Is Your Big Toe Limiting Your Running Speed?
Whole Body Influence
The big toe is often a forgotten and neglected component of the human body. Proper range of motion in the big toe is vital to creating stability as running speeds increase. Ideally, the big toe needs to dorsiflex (i.e. the toe bends toward the face) at least 45 degrees. However, as speeds increase from walking to running, 65 or more degrees of dorsiflexion is ideal. Lack of big toe range of motion can cause problems local to the foot such as plantar fasciitis,¹ and is even noted with over head athletes such as baseball pitchers and cricket bowlers.²
Running is a very linear sport. This means that in order to run efficiently, the joints of the body need to stay moving straight forward and backward. Any motion outside of this path costs extra energy, decreasing metabolic and mechanical efficiency, leading to potential injury. Now there are plenty of sports that require rotation, and yes, long distance running and sprinting will as well, but that will muddy the waters and lead to a very lengthy blog. So let us save it for another day and get back on track.
Importance of Big Toe Motion
The big toe needs to dorsiflex during the push-off phase of gait. As speeds increase, the importance of further dorsiflexion becomes apparent to clear adequate hip extension and achieve faster speeds. Without increased dorsiflexion of the big toe, the hip range of motion into extension will be limited in the sagittal plane (forward and backward). Hip extension is important in achieving higher speeds because it allows the body’s center of mass to reach a point farther forward in relation to our back foot. This process creates a sensation of falling, which the brain will register as a threat. Law of self preservation requires the brain to keep you from falling over and hurting yourself. As a result, certain muscles pull your swing leg forward quickly in order to catch the body from falling forward. If the brain and body are not processing this information fast enough, the body will collapse. But in order to achieve faster speeds this falling-forward process has to occur.
Here is a video of. Pause the video at 36 seconds.
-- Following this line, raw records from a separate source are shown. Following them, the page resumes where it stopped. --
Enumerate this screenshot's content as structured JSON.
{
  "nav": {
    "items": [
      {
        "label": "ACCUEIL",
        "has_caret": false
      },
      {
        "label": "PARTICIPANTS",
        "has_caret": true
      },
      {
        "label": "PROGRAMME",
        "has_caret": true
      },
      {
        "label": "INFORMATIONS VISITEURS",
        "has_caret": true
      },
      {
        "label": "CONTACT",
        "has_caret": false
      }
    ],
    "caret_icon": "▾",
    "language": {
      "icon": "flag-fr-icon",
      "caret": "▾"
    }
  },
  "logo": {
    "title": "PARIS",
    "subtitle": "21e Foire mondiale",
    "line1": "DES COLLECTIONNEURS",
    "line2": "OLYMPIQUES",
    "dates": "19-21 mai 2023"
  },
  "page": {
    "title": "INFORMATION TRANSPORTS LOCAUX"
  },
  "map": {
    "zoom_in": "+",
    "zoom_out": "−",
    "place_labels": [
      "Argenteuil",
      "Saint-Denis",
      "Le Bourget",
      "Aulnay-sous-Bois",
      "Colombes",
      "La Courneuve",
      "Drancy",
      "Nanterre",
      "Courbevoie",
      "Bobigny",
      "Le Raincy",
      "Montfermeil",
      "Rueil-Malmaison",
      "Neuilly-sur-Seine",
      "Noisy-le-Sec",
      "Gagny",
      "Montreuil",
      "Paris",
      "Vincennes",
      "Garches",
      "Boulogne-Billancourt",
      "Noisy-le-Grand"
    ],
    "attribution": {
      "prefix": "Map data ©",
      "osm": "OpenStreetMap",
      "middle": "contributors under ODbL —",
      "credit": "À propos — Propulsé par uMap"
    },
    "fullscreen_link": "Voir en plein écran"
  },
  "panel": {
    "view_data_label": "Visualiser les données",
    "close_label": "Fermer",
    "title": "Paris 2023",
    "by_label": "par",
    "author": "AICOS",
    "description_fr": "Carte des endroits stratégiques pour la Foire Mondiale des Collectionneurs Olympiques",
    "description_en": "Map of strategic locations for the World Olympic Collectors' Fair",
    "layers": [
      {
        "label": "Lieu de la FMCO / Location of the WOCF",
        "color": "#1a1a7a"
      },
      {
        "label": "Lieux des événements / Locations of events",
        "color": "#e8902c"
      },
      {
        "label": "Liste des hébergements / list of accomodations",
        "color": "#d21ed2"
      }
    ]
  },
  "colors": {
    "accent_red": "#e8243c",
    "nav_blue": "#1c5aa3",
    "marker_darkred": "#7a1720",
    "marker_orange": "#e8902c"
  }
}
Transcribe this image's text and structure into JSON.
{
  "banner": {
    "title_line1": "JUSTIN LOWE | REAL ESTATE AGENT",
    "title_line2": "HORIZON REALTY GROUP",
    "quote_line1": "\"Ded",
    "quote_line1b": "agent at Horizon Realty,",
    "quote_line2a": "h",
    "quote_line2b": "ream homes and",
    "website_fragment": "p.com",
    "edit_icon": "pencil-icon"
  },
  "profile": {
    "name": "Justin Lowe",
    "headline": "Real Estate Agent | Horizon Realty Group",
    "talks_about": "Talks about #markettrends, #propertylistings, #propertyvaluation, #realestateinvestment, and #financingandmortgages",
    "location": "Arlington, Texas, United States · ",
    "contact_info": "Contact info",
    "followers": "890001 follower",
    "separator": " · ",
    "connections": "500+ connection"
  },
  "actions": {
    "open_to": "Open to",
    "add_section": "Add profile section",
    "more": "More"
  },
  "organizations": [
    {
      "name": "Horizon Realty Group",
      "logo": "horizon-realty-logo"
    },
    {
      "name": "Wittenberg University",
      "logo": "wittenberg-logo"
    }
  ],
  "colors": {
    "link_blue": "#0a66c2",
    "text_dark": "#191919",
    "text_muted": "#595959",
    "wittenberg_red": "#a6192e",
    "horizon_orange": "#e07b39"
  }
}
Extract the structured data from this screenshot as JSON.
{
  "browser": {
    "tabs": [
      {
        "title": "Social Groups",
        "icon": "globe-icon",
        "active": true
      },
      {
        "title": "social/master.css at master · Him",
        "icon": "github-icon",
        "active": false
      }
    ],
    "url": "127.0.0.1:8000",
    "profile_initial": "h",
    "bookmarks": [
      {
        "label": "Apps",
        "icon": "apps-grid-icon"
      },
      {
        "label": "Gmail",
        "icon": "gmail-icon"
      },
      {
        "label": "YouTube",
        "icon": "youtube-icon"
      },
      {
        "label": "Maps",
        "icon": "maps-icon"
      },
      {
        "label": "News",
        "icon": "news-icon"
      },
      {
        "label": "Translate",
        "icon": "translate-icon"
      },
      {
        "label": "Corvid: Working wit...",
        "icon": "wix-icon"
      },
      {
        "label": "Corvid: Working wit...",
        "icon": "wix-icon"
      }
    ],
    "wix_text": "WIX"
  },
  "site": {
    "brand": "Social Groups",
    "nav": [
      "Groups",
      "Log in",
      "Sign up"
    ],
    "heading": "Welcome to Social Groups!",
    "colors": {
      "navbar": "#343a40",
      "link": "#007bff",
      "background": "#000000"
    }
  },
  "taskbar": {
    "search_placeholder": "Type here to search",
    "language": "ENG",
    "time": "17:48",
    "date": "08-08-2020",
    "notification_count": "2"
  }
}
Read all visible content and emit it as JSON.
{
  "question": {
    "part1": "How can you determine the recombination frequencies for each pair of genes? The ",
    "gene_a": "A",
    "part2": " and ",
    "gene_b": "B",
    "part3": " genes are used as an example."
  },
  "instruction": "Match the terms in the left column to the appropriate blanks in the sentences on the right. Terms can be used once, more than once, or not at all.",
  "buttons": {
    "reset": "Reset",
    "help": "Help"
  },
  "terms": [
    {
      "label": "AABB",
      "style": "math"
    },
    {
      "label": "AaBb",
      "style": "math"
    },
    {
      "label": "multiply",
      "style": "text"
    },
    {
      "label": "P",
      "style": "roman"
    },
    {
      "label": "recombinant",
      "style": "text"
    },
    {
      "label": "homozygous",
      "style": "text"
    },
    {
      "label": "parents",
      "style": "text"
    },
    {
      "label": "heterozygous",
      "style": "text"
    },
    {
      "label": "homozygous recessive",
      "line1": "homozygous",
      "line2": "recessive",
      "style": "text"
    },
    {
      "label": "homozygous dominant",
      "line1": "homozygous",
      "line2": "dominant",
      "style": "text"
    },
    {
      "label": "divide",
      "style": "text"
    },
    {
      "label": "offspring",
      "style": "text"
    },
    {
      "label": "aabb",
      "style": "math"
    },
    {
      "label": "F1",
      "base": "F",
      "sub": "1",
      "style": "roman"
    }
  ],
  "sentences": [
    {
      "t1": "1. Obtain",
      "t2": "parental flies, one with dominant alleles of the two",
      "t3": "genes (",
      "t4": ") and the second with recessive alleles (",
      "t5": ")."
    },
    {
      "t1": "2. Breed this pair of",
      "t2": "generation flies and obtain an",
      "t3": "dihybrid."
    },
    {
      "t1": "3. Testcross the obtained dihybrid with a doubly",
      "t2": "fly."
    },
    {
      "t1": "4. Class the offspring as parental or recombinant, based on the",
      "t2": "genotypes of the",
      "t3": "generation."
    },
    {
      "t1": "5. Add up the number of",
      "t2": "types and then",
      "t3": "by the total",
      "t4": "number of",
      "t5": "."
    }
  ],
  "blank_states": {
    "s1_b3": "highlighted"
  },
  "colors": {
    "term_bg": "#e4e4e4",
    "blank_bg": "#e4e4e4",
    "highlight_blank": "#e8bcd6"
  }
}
The very last body part that leaves the ground are the toes; in particular, the big toe. It is the very last toe to leave the ground during faster speeds. In the video, you can see there needs to be adequate dorsiflexion to achieve these speeds efficiently. If the toe range of motion in limited, a runner will leave the ground early resulting in decreased power and performance.
Here is a video of. Again, pause at 39 seconds into the video. You can see his form is very similar to that of Asafa Powell from the first video. Form will differ depending of the speed the runner is wanting to achieve. Look at the range of motion in his toes and the amount of hip extension he is achieving.
In ‘toe-tal’, there are many limiting factors that can have an effect on running performance and speed. The above two runners are trying to achieve different speeds, yet the concept of how to achieve those speeds is very similar. Adequate big toe dorsiflexion improves hip extension, which gets the center of mass of the body farther forward, requiring the swing leg to move quickly to catch the body from falling. This is how faster speed is achieved and big toe dorsiflexion could be the limiting factor preventing this for you.
1) Aranda, Y., & Munuera, P. V. (2014). Plantar Fasciitis and Its Relationship with Hallux Limitus. Journal of the American Podiatric Medical Association, 104(3), 263-268. doi:10.7547/0003-0538-104.3.263
2) Dennis, R. J., Finch, C. F., Mcintosh, A. S., & Elliott, B. C. (2008). Use of field-based tests to identify risk factors for injury to fast bowlers in cricket. British Journal of Sports Medicine, 42(6), 477-482. doi:10.1136/bjsm.2008.046698